The Biological and Social Determinants of Child Development stimulates cross-disciplinary communication and research collaboration in the field of child development. While the papers in this issue seem diverse in terms of topic and discipline, there are a number of common themes: *critical period for brain development and the importance of specific environmental input during this period; *importance of early brain development and enriched environments is supported in articles describing findings from human studies; *potential for brain plasticity following specialized retraining is found in a compelling paper demonstrating different profiles of brain activation for normal readers vs. those who have dyslexia and younger children at high risk for development of reading disabilities; and *critical period, brain plasticity, and parallel changes in developing behavior and brain structure and functioning. As a number of papers in this issue describe potential interventions, one is relevant because it describes the numerous factors that make results of such studies have the potential to generalize to larger populations.
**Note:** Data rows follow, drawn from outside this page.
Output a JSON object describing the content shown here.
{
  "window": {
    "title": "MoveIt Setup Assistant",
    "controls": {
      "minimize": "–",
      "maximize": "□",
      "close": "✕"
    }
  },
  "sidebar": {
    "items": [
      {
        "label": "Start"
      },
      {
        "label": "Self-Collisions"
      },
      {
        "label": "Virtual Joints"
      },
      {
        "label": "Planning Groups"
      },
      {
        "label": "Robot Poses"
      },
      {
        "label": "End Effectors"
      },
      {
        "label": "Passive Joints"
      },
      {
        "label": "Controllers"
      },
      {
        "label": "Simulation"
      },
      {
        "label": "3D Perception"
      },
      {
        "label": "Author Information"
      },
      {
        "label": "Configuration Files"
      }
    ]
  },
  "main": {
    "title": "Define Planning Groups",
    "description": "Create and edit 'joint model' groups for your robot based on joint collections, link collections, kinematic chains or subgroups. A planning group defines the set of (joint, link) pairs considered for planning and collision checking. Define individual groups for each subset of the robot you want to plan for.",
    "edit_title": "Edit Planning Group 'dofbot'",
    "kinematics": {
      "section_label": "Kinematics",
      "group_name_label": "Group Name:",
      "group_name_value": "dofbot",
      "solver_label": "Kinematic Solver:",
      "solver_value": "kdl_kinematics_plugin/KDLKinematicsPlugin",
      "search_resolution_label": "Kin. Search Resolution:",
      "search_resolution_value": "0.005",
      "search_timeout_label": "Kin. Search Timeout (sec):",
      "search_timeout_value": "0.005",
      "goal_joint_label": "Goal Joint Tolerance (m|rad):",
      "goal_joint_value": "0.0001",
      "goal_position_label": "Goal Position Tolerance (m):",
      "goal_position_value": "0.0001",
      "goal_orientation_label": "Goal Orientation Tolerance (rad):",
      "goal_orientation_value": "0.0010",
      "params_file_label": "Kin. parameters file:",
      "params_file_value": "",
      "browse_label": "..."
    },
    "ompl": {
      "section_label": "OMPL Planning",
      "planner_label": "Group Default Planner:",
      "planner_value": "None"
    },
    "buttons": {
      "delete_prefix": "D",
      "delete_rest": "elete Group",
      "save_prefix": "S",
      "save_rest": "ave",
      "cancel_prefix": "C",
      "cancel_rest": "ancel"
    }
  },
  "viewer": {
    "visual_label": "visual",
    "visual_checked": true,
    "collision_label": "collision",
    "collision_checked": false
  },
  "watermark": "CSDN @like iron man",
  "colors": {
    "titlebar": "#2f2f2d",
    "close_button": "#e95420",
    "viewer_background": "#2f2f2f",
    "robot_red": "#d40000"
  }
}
Putting the described papers in a broad perspective, the last article argues that we cannot understand the health status of a society without understanding the health-determining influences across the life course.
The Biological and Social Determinants of Child Development